Part of the work of Jesus is a reversal of this curse on the land and the alleviation of the frustrations, disappointments, and general dissatisfactions. As the body of Christ, the Church and all those believers who follow Jesus are called to be a part of that same work. We are to help people with their frustrations, doing what we can to remove such impediments in order to further the Kingdom of God.


I was reminded a couple of weeks ago that one of the jobs of a minister is to equip volunteers to do the work of the Church by alleviating as much of the frustrations of that work as possible. Much of this can be done through organization, communication, preparatory work, establishing clearly defined goals and expectations, proper training, on-going support, and appreciation. This is all bread and butter in ministry.  Unfortunately though, far from alleviating the aggravations that go on in the work of the church, ministry leaders can be the cause of such frustrations.


I decided to look research websites that talk about such leadership frustrations. Here are the results:

Inability to make timely decisions

Disorganized

Lack of Focus and Direction

Are always right and never wrong

Does not take responsibility

Cannot accept criticism without becoming defensive

Not willing to share the pulpit or spotlight

Feels threatened by other ministers or pastors


Does not allow for pushback or disagreements

Surround themselves with "yes men" rather than edifying leaders.

Does not entrust ministry to other leaders

Undermines programs that they cannot control

Insist that everything in the ministry run through them

Only one who is allowed to think

Seeks a minimalist structure of accountability

Expects behavior of others they don’t expect of themselves

Frequent anger outbursts

Says one thing to some people, but different things to others

Seeks to dismiss or marginalize people before they attempt to develop them

Lacks transparency

Communicates poorly

Self-absorbed

Never accepts criticism and have to be right about everything

Routinely reminds people who is in charge

Has a poor understanding of Scripture

Not willing to pay the price to make the ministry healthy

Uses of Guilt for Obedience


Ignores the Clear Evidence of Problems

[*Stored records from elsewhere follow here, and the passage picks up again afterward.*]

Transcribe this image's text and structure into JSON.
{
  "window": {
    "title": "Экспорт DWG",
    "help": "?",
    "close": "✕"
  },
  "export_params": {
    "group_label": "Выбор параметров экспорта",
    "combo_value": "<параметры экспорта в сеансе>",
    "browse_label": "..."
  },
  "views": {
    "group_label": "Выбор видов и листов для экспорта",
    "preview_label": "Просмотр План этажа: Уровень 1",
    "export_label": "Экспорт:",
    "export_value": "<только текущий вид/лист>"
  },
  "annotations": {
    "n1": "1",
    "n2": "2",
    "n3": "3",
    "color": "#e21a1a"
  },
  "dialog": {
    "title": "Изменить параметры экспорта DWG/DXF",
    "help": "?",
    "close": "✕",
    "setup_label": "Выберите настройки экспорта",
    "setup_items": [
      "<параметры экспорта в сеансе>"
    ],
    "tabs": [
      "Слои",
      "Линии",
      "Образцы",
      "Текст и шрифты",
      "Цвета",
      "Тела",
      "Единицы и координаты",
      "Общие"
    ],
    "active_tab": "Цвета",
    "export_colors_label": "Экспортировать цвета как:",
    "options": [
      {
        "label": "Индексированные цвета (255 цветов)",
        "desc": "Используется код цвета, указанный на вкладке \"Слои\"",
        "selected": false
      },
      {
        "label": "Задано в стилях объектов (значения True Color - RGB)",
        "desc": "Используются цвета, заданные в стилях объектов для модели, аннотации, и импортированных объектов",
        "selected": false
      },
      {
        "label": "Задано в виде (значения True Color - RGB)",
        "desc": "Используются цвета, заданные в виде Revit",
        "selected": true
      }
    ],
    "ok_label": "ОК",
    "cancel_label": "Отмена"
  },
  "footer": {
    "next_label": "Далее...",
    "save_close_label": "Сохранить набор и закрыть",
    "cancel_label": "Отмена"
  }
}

Blind to the Issues of His or Her Own Heart
Family members seem to fill key openings

Shows favoritism

A passive or aggressive pressure by the leader not to associate with others who have left the ministry or church